It was not a surprise that fixed rates rose as lenders need to consider their funding costs over the fixed-rate period and the trends in loan pricing. Most commentators including ourselves expect Bank Rate to rise further in 2022 and we, therefore, believe lenders are factoring in the impact of future rate rises.
Twindig Housing Market Index
As the UK Government launched its White Paper explaining how it would seek to level up the UK economy, the Twindig Housing Market Index nudged up by 0.8% to 86.2.
We were surprised that housing market investors did not react more strongly to the news that energy prices will increase significantly, a story that appeared to us to garner more headlines than the Levelling Up White Paper and the doubling of Bank Rate seemed to pass without comment.
Significantly rising energy prices will impact households ability to save for a deposit and the reduction in disposable income will trim a homebuyers mortgage capacity, which, in theory, should impact house prices.

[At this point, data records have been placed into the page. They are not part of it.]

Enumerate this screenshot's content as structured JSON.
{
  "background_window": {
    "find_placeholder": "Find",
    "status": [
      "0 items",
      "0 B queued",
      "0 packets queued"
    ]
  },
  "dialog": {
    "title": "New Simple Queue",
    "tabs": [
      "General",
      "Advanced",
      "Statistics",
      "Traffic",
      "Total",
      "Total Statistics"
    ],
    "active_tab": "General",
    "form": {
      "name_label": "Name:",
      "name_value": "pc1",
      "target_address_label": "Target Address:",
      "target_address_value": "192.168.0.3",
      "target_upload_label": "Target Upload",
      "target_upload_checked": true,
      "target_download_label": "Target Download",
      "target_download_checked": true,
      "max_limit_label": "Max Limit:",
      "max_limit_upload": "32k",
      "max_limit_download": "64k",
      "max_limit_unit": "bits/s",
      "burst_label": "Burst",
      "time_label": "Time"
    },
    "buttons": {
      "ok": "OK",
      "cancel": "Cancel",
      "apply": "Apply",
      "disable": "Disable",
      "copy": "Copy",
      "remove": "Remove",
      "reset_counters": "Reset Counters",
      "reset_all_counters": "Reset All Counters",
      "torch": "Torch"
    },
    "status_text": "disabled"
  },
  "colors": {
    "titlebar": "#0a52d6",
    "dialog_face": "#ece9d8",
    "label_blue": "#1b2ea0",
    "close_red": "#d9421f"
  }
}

The doubling of Bank Rate, albeit from a very low base, will feed into mortgage costs and most, including ourselves, expect several more rate rises before the year is out.
Perhaps both stories highlight the fact that we live in an economy that needs levelling up. Some can participate in the housing market, whilst others can't and the impact of rising energy bills and interest rates does not appear to negatively impact those who can.